The Federals had none of these difficulties to overcome. The old army of the United States served them as a nucleus for the organization of their troops, most of the officers remaining in their service. Besides, they could legally draw from Europe mercenaries without number. As the aggressors, they could wait till their new recruits were sufficiently drilled, and choose, for attacking the South, the moment which most suited them; while the Confederates, not having the same freedom, must go to the encounter whether ready or not. Further, the invaders, having at their disposal a much more numerous population, as well as the whole world to recruit from, were always sure of having enough men under their flags, since their conflict was with an adversary whose forces only amounted to a quarter of their own.

It is a singular fact to be remarked, that the South furnished the North with legions of negroes nearly as numerous as the entire total of the Confederate armies.

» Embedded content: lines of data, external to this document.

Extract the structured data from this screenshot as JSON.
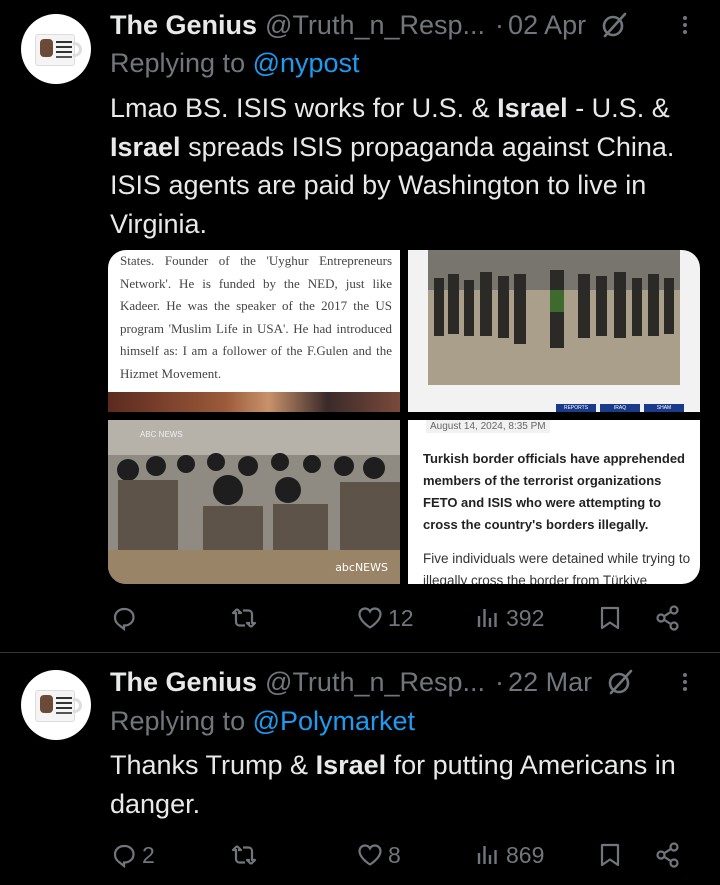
{
  "tweets": [
    {
      "name": "The Genius",
      "handle": "@Truth_n_Resp...",
      "separator": "·",
      "date": "02 Apr",
      "reply_prefix": "Replying to ",
      "reply_mention": "@nypost",
      "text_parts": [
        "Lmao BS. ISIS works for U.S. & ",
        "Israel",
        " - U.S. & ",
        "Israel",
        " spreads ISIS propaganda against China. ISIS agents are paid by Washington to live in Virginia."
      ],
      "media": {
        "article_text": "States. Founder of the 'Uyghur Entrepreneurs Network'. He is funded by the NED, just like Kadeer. He was the speaker of the 2017 the US program 'Muslim Life in USA'. He had introduced himself as: I am a follower of the F.Gulen and the Hizmet Movement.",
        "photo2_tags": [
          "REPORTS",
          "IRAQ",
          "SHAM"
        ],
        "photo3_logo": "abcNEWS",
        "photo3_tag": "ABC NEWS",
        "news_stamp": "August 14, 2024, 8:35 PM",
        "news_headline": "Turkish border officials have apprehended members of the terrorist organizations FETO and ISIS who were attempting to cross the country's borders illegally.",
        "news_sub": "Five individuals were detained while trying to illegally cross the border from Türkiye"
      },
      "actions": {
        "replies": "",
        "reposts": "",
        "likes": "12",
        "views": "392"
      }
    },
    {
      "name": "The Genius",
      "handle": "@Truth_n_Resp...",
      "separator": "·",
      "date": "22 Mar",
      "reply_prefix": "Replying to ",
      "reply_mention": "@Polymarket",
      "text_parts": [
        "Thanks Trump & ",
        "Israel",
        " for putting Americans in danger."
      ],
      "actions": {
        "replies": "2",
        "reposts": "",
        "likes": "8",
        "views": "869"
      }
    }
  ],
  "colors": {
    "background": "#000000",
    "text": "#e7e9ea",
    "muted": "#71767b",
    "link": "#1d9bf0",
    "divider": "#2f3336"
  },
  "icons": [
    "reply-icon",
    "repost-icon",
    "like-icon",
    "views-icon",
    "bookmark-icon",
    "share-icon",
    "grok-icon",
    "more-icon"
  ]
}
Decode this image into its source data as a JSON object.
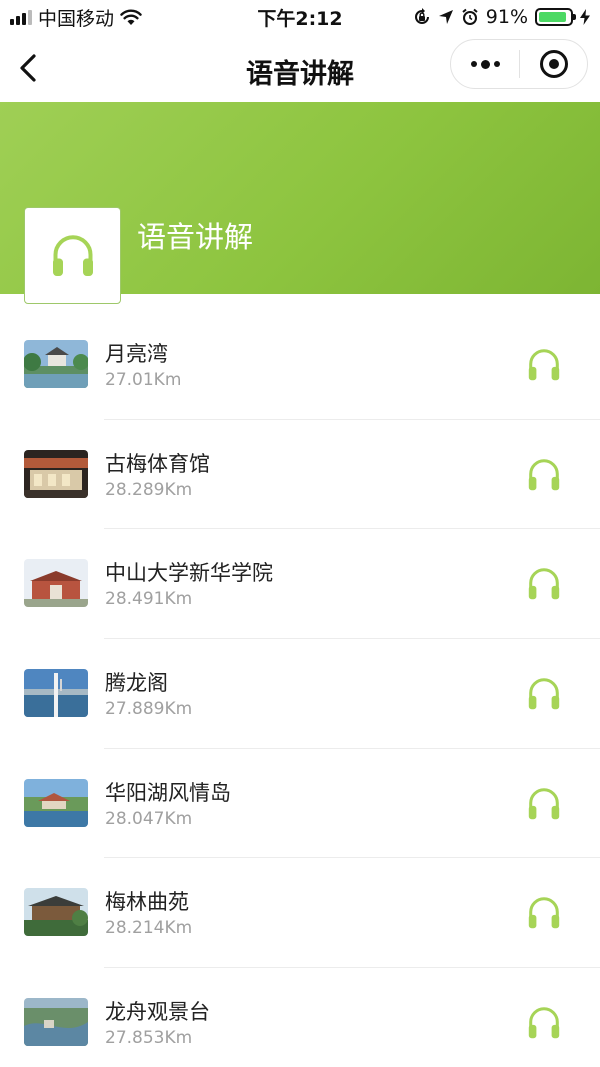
{
  "status": {
    "carrier": "中国移动",
    "time": "下午2:12",
    "battery": "91%",
    "battery_level": 0.91
  },
  "nav": {
    "title": "语音讲解"
  },
  "banner": {
    "title": "语音讲解"
  },
  "colors": {
    "accent": "#8dc43f",
    "icon": "#a6d457"
  },
  "items": [
    {
      "name": "月亮湾",
      "distance": "27.01Km",
      "icon": "headphones-icon"
    },
    {
      "name": "古梅体育馆",
      "distance": "28.289Km",
      "icon": "headphones-icon"
    },
    {
      "name": "中山大学新华学院",
      "distance": "28.491Km",
      "icon": "headphones-icon"
    },
    {
      "name": "腾龙阁",
      "distance": "27.889Km",
      "icon": "headphones-icon"
    },
    {
      "name": "华阳湖风情岛",
      "distance": "28.047Km",
      "icon": "headphones-icon"
    },
    {
      "name": "梅林曲苑",
      "distance": "28.214Km",
      "icon": "headphones-icon"
    },
    {
      "name": "龙舟观景台",
      "distance": "27.853Km",
      "icon": "headphones-icon"
    }
  ]
}
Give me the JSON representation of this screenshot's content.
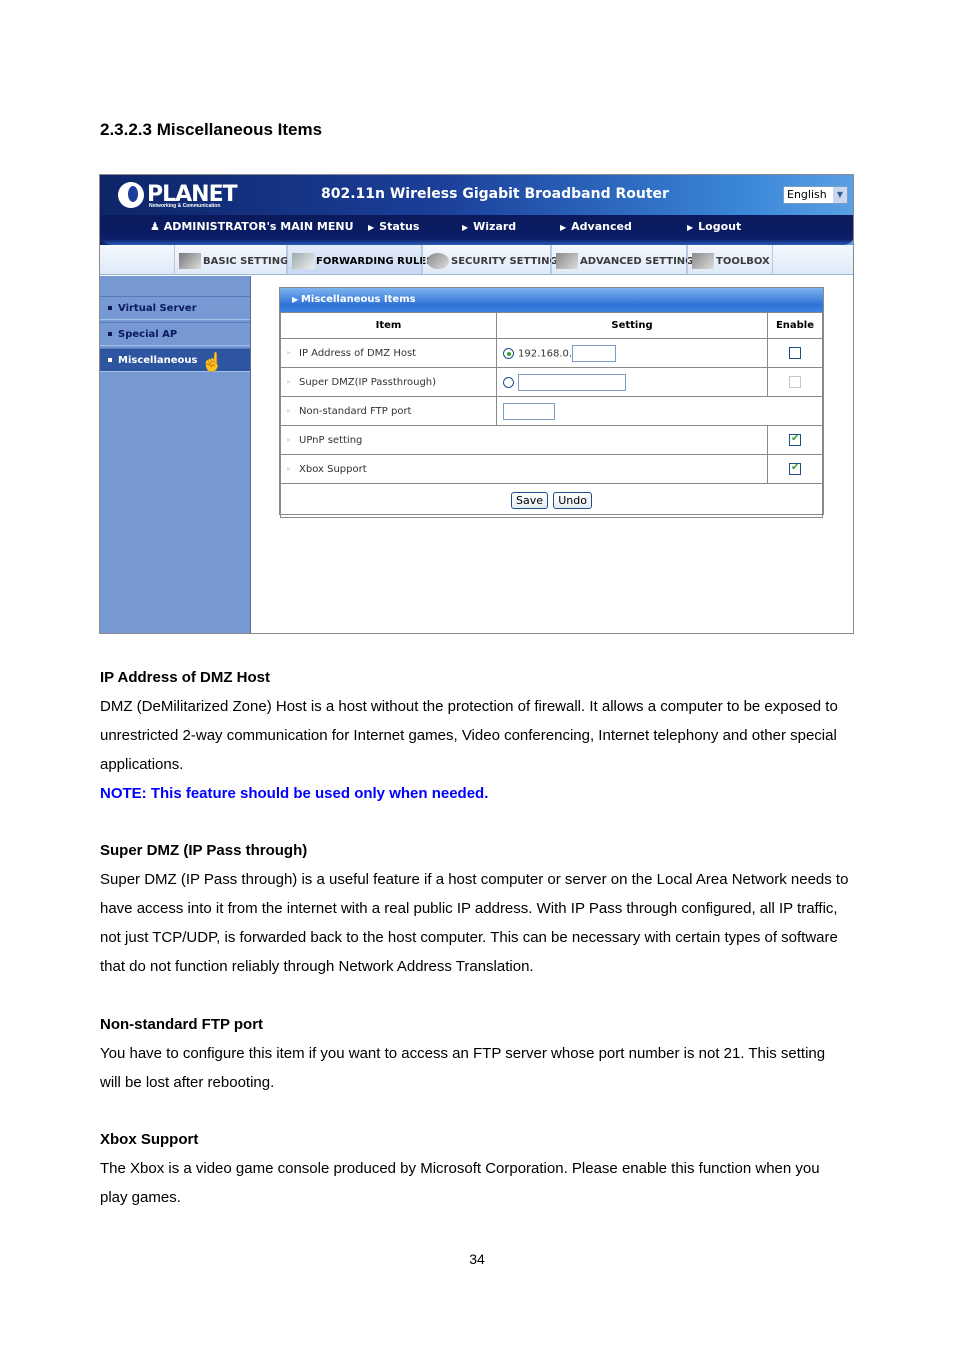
{
  "section_title": "2.3.2.3 Miscellaneous Items",
  "router": {
    "brand": "PLANET",
    "brand_sub": "Networking & Communication",
    "title": "802.11n Wireless Gigabit Broadband Router",
    "language": "English",
    "nav": {
      "main_menu": "ADMINISTRATOR's MAIN MENU",
      "items": [
        "Status",
        "Wizard",
        "Advanced",
        "Logout"
      ]
    },
    "tabs": [
      "BASIC SETTING",
      "FORWARDING RULES",
      "SECURITY SETTING",
      "ADVANCED SETTING",
      "TOOLBOX"
    ],
    "active_tab": "FORWARDING RULES",
    "sidebar": [
      "Virtual Server",
      "Special AP",
      "Miscellaneous"
    ],
    "active_sidebar": "Miscellaneous",
    "panel": {
      "title": "Miscellaneous Items",
      "headers": {
        "item": "Item",
        "setting": "Setting",
        "enable": "Enable"
      },
      "rows": [
        {
          "item": "IP Address of DMZ Host",
          "ip_prefix": "192.168.0.",
          "value": "",
          "radio_selected": true,
          "enabled": false
        },
        {
          "item": "Super DMZ(IP Passthrough)",
          "value": "",
          "radio_selected": false,
          "enabled": false,
          "enable_disabled": true
        },
        {
          "item": "Non-standard FTP port",
          "value": ""
        },
        {
          "item": "UPnP setting",
          "enabled": true
        },
        {
          "item": "Xbox Support",
          "enabled": true
        }
      ],
      "save_label": "Save",
      "undo_label": "Undo"
    }
  },
  "doc": {
    "dmz": {
      "heading": "IP Address of DMZ Host",
      "body": "DMZ (DeMilitarized Zone) Host is a host without the protection of firewall. It allows a computer to be exposed to unrestricted 2-way communication for Internet games, Video conferencing, Internet telephony and other special applications.",
      "note": "NOTE: This feature should be used only when needed."
    },
    "super_dmz": {
      "heading": "Super DMZ (IP Pass through)",
      "body": "Super DMZ (IP Pass through) is a useful feature if a host computer or server on the Local Area Network needs to have access into it from the internet with a real public IP address. With IP Pass through configured, all IP traffic, not just TCP/UDP, is forwarded back to the host computer. This can be necessary with certain types of software that do not function reliably through Network Address Translation."
    },
    "ftp": {
      "heading": "Non-standard FTP port",
      "body": "You have to configure this item if you want to access an FTP server whose port number is not 21. This setting will be lost after rebooting."
    },
    "xbox": {
      "heading": "Xbox Support",
      "body": "The Xbox is a video game console produced by Microsoft Corporation. Please enable this function when you play games."
    }
  },
  "page_number": "34"
}
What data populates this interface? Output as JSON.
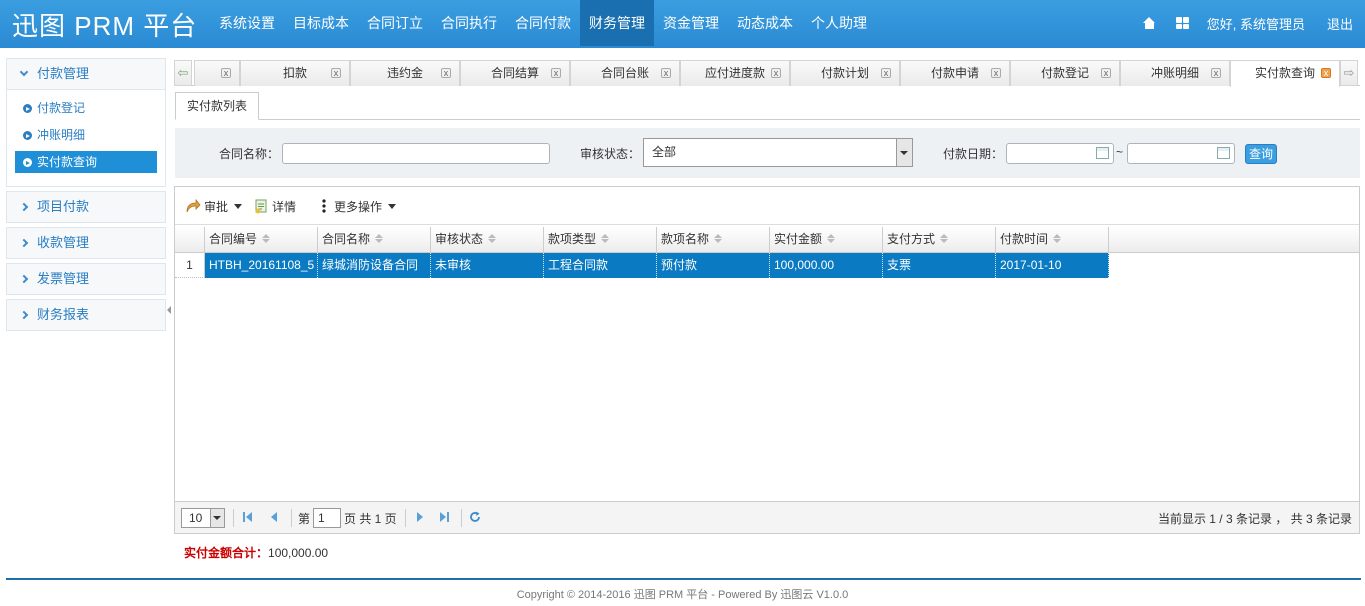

The Minister of War (Federal) acknowledges in his official report having disbanded, at the end of the war, 170,000 negroes, who were mostly old Southern slaves. In justification of the different statements which have been made, we shall not be charged with exaggeration, if we fix at 500,000 the number of soldiers of foreign origin who served in the Federal armies. In the Confederate prisons half the captives were foreigners. Some brigades, like that of General Meagher, were composed of Irishmen, and whole divisions (that of Bleaker, for instance) of Germans. Thus, then, to struggle against the 3,800,000 Southerners (men, women, and children), 200,000 negroes and 500,000 foreign mercenaries must be added to the 22,000,000 Northerners.

As this work is not written with the intention of recriminating against the North, and as it has not for its end to re-open old wounds, we shall say nothing of the systematic manner in which certain Northern generals undertook to devastate entire districts in the South, in order to starve out those who were so hard to conquer. It was an odd way of making their brothers love the Union yoke.

War is a cruel thing. Apparently there are but two ways of carrying it on. At all times there have been burning, sack, and pillage. Let us hope that the intention of the Federal Government, in authorizing such devastations, was to have done more promptly with the horrors of war, and that the chiefs who accepted such a mission reluctantly fulfilled it.

Return to The Life and Campaigns of General Lee